I recently had unprotected anal sex. Taking the different incubation periods for STIs into consideration, how long should I wait to get reliable STI testing?
The shortest answer here is that you should talk with your doctor or a clinic, like Whitman Walker, within 72 hours of having unprotected sex if you believe that your partner might be able to transmit HIV (i.e. not on PrEP and HIV-positive). This will allow you to begin Post Exposure Prophylaxis (PEP), which is about 80-90% effective at preventing an HIV infection.
The slightly longer answer is that you should wait three months (90 days) before testing in order to get the most reliable possible test results. The longest STI to incubate is HIV, but, according to the CDC, it can be detected between 18 and 45 days after exposure through a laboratory test of blood taken from your vein. Blood from a finger prick and other rapid test methods can begin to detect HIV as late as 90 days after exposure. So, if you want the most reliable results, and you have not shown signs of other STIs (e.g. unexpected inflammation, irritation, or lesions on the genitals), wait 90 days.
The very long answer is that you should consider your unique situation and seek to make the sex that you have in the future is as safe as possible. Whenever possible, try to use latex or non-latex condoms to prevent many STIs. Some, including herpes and HPV, can still be transmitted through skin-to-skin contact, so, make sure you are aware of your herpes status (by getting tested!) and learn about the risk factors associated with herpes transmission. Additionally, if at all possible, try to get vaccinated for HPV. If the vaccine is not covered by insurance, click here to find an alternative method to get vaccinated for HPV. Also, if you find that one or more of the following items applies to you, you might consider taking Pre-Exposure Prophylaxis (PrEP) to prevent the risk of contracting HIV.
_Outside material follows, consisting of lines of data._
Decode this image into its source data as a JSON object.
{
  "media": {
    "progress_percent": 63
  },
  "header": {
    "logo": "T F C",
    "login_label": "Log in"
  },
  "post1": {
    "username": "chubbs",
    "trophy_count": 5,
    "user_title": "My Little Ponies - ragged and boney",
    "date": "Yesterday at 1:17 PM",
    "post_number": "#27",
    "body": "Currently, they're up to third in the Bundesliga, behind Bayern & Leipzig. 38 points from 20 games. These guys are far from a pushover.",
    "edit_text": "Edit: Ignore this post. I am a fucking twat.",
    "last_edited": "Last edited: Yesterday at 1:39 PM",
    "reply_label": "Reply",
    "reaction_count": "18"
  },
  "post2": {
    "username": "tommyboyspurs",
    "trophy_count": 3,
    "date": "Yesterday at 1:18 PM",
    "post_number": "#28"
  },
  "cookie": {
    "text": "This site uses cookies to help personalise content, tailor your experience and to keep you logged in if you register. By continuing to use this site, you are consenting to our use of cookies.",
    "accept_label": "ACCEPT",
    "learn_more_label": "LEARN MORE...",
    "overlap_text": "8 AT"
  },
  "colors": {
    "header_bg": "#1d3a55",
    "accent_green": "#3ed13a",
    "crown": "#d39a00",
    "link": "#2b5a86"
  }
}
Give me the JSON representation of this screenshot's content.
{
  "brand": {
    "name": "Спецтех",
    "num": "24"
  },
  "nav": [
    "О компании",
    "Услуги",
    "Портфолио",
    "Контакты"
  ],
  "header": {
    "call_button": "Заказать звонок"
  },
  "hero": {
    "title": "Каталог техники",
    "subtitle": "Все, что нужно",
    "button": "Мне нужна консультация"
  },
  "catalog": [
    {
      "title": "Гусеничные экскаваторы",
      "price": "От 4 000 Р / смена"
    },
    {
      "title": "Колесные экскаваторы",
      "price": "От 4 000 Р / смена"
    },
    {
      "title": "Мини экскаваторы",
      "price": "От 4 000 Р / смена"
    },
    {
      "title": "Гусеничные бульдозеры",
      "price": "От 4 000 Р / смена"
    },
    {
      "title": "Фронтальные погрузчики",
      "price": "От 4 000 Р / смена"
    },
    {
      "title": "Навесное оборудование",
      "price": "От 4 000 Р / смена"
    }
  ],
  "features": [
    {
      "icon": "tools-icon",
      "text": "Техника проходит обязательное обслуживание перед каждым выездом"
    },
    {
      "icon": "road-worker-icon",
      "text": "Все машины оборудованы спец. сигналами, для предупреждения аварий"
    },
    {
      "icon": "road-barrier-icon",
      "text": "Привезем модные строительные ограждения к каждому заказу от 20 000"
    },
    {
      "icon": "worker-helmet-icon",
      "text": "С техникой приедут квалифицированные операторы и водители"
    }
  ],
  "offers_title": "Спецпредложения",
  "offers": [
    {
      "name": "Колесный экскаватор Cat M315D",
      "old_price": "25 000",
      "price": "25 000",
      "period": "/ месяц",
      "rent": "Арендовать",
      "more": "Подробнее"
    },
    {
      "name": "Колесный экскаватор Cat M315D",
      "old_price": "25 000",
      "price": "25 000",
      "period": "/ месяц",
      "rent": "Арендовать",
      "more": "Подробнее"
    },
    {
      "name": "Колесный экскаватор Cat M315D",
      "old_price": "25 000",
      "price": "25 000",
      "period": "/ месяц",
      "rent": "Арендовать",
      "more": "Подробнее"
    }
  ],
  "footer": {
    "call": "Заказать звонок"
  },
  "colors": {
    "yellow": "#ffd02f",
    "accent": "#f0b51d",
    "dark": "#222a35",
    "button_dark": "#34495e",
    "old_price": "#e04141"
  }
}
-You and/or your partner(s) don’t always use condoms (external or internal) when you have sex.
-You have been diagnosed with a sexually transmitted infection (STI) in the last six months.
-You’re unsure of the HIV status of your sexual partner(s).
-Your sexual partner(s) are HIV-positive.
-You are a person who injects drugs, or you’re having sex with an injection drug user.
-You are HIV-negative and interested in taking PrEP.
More information about PrEP can be found here.
Finally, the most important thing you can do is to communicate with your partner(s)! But in order to do so, you have to know your statuses. Those who get tested most frequently do so about every 3-6 months, but only you, in talking with your doctor, the student health center, or a clinic specializing in sexual health, can identify how often is right for you. Free STI testing and screenings are available at Whitman Walker. Having sex comes with risks, but there are many options out there to keep the sex you have as a safe as possible.
2. I keep getting urinary tract infections. What can I do to prevent this from happening?
Urinary tract infections, or UTIs, occur when bacteria enter the urinary tract through the urethra and cause inflammation. When a UTI occurs more than once in six months, it is considered a recurrent infection. Bacteria can enter the urinary tract from the outside to cause a UTI to come back, or a recurrent infection can be caused by bacteria that remain in the urinary tract after a previous infection. If you think you have a UTI, your doctor will test your urine for bacteria and white blood cells. You will likely be prescribed antibiotics to take care of the infection.
But, if you’re having recurrent UTIs, your doctor may prescribe low-dose antibiotics to prevent future infections. The best idea, in this case, is to talk to your health care provider and see what they recommend.
In the meantime, you can try some steps to prevent UTIs. First, pee as soon as possible after sex. Make sure your partner has thoroughly washed their hands and has showered reasonably recently before having sex. Stay hydrated, and try cranberry juice or cranberry supplements. Make sure to wipe from front to back when you go to the bathroom. Don’t hold your pee too long--that allows bacteria to grow in your urinary tract. Finally, avoid any potentially irritating vaginal products with fragrances.
3. What are some products I can use (other than tampons and pads) for my period?
There are tons of products out there to use during your period! Menstrual cups, like the Lily Cup and DivaCup are inserted into the vagina and catch menstrual blood. They must be emptied and rinsed at least twice a day. At the end of your period, the cup needs to be washed thoroughly with warm water and mild soap. It can also be disinfected with boiling water. One of the best parts of menstrual cups is that they are reusable--no more spending money on pads and tampons!
Another option is Flex, a menstrual disc which, unlike menstrual cups, is disposable. They can be worn for up to 12 hours and are then discarded.
Thinx, period-proof underwear, can be worn for a light to medium flow. It can also be used in lieu of pantyliners in the case of leakage from a tampon or menstrual cup/disc.
These are just a few options for period management. Don’t be afraid to try a new method--you might find that you love it.